Hurricanes Irma and Maria caused havoc in September 2017 to which the British Government has said they will “stand by” their financial commitment to the islands with £12million for Dominica and £3million for Antigua and Barbuda
While on his trip, the Prince of Wales will meet charities and organisations, such as the British Red Cross, that have set up relief efforts to help the citizens of the island.
Prince Charles landed on a scheduled British Airways flight with the new International Development Secretary Penny Mordaunt in Antigua and Barbuda Friday afternoon where the Governor General, Rodney Williams, and Prime Minister, Gaston Browne, met them at the airport. The prince’s youngest son, Prince Harry, visited the area in 2016.

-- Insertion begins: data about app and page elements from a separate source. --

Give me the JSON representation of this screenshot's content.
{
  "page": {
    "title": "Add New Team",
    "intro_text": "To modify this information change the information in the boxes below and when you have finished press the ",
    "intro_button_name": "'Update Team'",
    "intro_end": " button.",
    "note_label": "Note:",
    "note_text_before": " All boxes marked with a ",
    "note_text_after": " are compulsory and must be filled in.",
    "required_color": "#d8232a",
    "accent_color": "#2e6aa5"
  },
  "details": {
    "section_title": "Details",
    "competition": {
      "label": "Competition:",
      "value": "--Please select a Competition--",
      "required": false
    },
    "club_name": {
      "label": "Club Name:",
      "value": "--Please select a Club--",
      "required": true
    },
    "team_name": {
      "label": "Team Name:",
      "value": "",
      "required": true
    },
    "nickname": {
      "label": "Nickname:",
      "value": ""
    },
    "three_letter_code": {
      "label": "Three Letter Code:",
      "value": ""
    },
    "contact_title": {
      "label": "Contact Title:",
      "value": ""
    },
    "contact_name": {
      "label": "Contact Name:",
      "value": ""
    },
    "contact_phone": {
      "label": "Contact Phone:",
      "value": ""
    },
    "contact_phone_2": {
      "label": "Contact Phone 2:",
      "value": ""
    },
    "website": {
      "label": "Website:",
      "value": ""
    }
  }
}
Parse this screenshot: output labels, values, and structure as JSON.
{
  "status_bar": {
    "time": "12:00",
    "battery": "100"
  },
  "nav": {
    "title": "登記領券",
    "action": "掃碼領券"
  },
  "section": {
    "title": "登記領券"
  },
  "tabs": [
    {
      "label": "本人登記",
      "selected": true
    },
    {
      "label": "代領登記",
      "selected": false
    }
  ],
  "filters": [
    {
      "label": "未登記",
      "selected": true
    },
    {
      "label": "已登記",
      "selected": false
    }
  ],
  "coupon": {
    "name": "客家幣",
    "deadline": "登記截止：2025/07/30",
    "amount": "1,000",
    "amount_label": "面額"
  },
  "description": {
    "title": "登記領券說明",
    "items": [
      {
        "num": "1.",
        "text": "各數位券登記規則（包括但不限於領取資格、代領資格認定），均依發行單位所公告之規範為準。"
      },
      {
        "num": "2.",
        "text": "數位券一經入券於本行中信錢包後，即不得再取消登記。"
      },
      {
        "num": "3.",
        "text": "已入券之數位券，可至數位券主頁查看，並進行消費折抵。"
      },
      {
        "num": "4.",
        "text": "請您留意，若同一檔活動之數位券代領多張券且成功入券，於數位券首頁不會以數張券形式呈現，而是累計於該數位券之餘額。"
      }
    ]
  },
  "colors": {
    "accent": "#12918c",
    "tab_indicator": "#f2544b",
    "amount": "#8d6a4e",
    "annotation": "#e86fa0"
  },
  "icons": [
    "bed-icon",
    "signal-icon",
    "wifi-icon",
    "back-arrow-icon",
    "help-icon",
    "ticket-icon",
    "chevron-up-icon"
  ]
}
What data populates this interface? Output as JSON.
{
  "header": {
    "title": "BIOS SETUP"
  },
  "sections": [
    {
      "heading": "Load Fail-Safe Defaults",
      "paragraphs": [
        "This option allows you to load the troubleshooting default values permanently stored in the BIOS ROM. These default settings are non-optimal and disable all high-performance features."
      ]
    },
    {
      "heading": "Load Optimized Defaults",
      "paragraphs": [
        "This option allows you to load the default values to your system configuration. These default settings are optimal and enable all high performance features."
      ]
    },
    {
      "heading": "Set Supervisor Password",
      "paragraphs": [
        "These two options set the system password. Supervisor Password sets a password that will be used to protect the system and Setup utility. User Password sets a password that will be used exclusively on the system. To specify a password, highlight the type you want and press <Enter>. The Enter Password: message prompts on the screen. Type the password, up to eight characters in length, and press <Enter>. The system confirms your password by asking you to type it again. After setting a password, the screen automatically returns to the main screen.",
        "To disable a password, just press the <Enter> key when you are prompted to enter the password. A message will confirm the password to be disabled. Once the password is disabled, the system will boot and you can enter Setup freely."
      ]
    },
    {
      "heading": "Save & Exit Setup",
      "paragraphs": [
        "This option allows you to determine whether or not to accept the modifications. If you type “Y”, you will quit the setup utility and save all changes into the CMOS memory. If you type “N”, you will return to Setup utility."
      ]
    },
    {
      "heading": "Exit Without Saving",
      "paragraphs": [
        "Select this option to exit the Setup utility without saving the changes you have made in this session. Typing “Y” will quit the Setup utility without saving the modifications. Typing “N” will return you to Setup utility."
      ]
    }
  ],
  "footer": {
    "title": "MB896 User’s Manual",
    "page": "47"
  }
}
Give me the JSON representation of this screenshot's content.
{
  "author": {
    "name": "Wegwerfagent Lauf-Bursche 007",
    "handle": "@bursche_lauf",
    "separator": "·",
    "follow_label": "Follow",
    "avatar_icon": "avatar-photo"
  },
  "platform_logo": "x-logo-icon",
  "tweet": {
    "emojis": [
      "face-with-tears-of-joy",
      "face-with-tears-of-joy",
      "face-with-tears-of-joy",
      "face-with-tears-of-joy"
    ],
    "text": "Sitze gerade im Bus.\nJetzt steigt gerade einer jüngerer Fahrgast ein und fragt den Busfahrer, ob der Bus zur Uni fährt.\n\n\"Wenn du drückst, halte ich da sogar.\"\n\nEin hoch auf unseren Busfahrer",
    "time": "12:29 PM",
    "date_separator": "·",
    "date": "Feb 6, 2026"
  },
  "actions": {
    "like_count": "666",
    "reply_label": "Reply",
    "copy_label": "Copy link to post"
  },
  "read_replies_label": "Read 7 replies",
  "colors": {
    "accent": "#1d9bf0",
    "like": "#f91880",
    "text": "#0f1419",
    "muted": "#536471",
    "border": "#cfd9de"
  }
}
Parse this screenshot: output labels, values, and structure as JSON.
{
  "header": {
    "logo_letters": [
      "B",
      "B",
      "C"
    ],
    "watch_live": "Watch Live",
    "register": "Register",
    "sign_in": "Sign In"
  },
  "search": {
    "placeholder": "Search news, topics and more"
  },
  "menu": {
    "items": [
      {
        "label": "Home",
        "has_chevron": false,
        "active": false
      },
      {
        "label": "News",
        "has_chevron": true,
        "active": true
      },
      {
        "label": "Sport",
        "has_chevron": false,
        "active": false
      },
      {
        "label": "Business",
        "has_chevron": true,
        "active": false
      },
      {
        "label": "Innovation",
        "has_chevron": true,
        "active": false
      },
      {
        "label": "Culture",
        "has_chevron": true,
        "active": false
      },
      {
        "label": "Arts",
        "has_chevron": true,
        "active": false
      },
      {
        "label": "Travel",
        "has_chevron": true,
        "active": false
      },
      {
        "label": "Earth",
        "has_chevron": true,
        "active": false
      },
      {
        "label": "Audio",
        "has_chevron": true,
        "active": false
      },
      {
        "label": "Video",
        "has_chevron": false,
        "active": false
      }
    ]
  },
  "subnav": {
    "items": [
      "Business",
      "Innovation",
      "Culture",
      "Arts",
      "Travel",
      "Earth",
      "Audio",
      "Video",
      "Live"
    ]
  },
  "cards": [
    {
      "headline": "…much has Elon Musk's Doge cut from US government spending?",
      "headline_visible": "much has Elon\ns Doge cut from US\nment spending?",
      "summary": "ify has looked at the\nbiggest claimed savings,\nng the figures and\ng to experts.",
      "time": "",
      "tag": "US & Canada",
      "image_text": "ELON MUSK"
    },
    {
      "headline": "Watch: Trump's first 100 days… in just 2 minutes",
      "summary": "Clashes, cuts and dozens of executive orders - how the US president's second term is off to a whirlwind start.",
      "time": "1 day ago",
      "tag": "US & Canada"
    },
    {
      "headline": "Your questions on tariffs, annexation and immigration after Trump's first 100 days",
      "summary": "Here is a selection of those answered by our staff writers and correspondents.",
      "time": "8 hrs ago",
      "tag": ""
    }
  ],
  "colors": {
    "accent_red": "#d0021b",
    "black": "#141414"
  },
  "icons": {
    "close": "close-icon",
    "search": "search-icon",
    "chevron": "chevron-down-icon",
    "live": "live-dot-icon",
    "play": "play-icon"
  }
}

Penny Mordaunt recently replaced Priti Patel, making this her first overseas trip.
Mordaunt said of the trip: “The UK aid mission was huge, covering small islands stretching more than 1,000 miles apart, where buildings, airports and infrastructure had been razed to the ground.
“I want to pay tribute to the governments of the Overseas Territories, our humanitarian staff and to the military effort, which has been absolutely essential in delivering relief.
“Now as we move on from the immediate response phase, on to the long-term future of the islands, Britain will continue to stand by people whose lives were devastated.
“We are also talking to the international private sector who can support the reconstruction efforts to make sure the islands can build back, and better.”
HRH’s first order of business was a shelter in Antigua for Barbudan evacuees. The prince heard “how the community helped to support those evacuated from Barbuda in many ways, including donating clothes and food,” according to Clarence House.
Prince Charles spoke to families affected by the evacuations and crouched down to speak with a group of children busy colouring.
Many Antiguans have donated clothes, toys and food for the Barbudan evacuees. Some have even opened their homes for their neighbours.